= Work item =
Among the entries below, find the lines with the word "отдел" and return them.

---

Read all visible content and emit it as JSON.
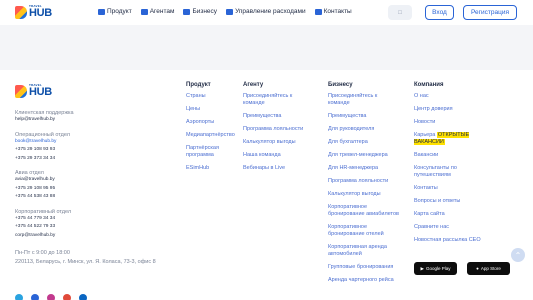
{
  "header": {
    "logo_small": "TRAVEL",
    "logo_big": "HUB",
    "nav": [
      "Продукт",
      "Агентам",
      "Бизнесу",
      "Управление расходами",
      "Контакты"
    ],
    "login": "Вход",
    "register": "Регистрация"
  },
  "contacts": {
    "support_label": "Клиентская поддержка",
    "support_email": "help@travelhub.by",
    "ops_label": "Операционный отдел",
    "ops_email": "book@travelhub.by",
    "ops_phone1": "+375 29 108 93 93",
    "ops_phone2": "+375 29 373 34 34",
    "avia_label": "Авиа отдел",
    "avia_email": "avia@travelhub.by",
    "avia_phone1": "+375 29 108 95 95",
    "avia_phone2": "+375 44 538 43 88",
    "corp_label": "Корпоративный отдел",
    "corp_phone1": "+375 44 779 34 34",
    "corp_phone2": "+375 44 522 79 33",
    "corp_email": "corp@travelhub.by",
    "hours": "Пн-Пт с 9:00 до 18:00",
    "address": "220113, Беларусь, г. Минск, ул. Я. Коласа, 73-3, офис 8"
  },
  "columns": {
    "product": {
      "title": "Продукт",
      "links": [
        "Страны",
        "Цены",
        "Аэропорты",
        "Медиапартнёрство",
        "Партнёрская программа",
        "ESimHub"
      ]
    },
    "agents": {
      "title": "Агенту",
      "links": [
        "Присоединяйтесь к команде",
        "Преимущества",
        "Программа лояльности",
        "Калькулятор выгоды",
        "Наша команда",
        "Вебинары в Live"
      ]
    },
    "business": {
      "title": "Бизнесу",
      "links": [
        "Присоединяйтесь к команде",
        "Преимущества",
        "Для руководителя",
        "Для бухгалтера",
        "Для тревел-менеджера",
        "Для HR-менеджера",
        "Программа лояльности",
        "Калькулятор выгоды",
        "Корпоративное бронирование авиабилетов",
        "Корпоративное бронирование отелей",
        "Корпоративная аренда автомобилей",
        "Групповые бронирования",
        "Аренда чартерного рейса"
      ]
    },
    "company": {
      "title": "Компания",
      "links": [
        "О нас",
        "Центр доверия",
        "Новости",
        "Карьера",
        "Вакансии",
        "Консультанты по путешествиям",
        "Контакты",
        "Вопросы и ответы",
        "Карта сайта",
        "Сравните нас",
        "Новостная рассылка CEO"
      ],
      "career_badge": "ОТКРЫТЫЕ ВАКАНСИИ"
    }
  },
  "stores": {
    "google": "Google Play",
    "apple": "App Store"
  },
  "colors": {
    "accent": "#2a64d6",
    "badge": "#ffe100"
  }
}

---

= Exercise answer =
    "ops_label": "Операционный отдел",
    "avia_label": "Авиа отдел",
    "corp_label": "Корпоративный отдел",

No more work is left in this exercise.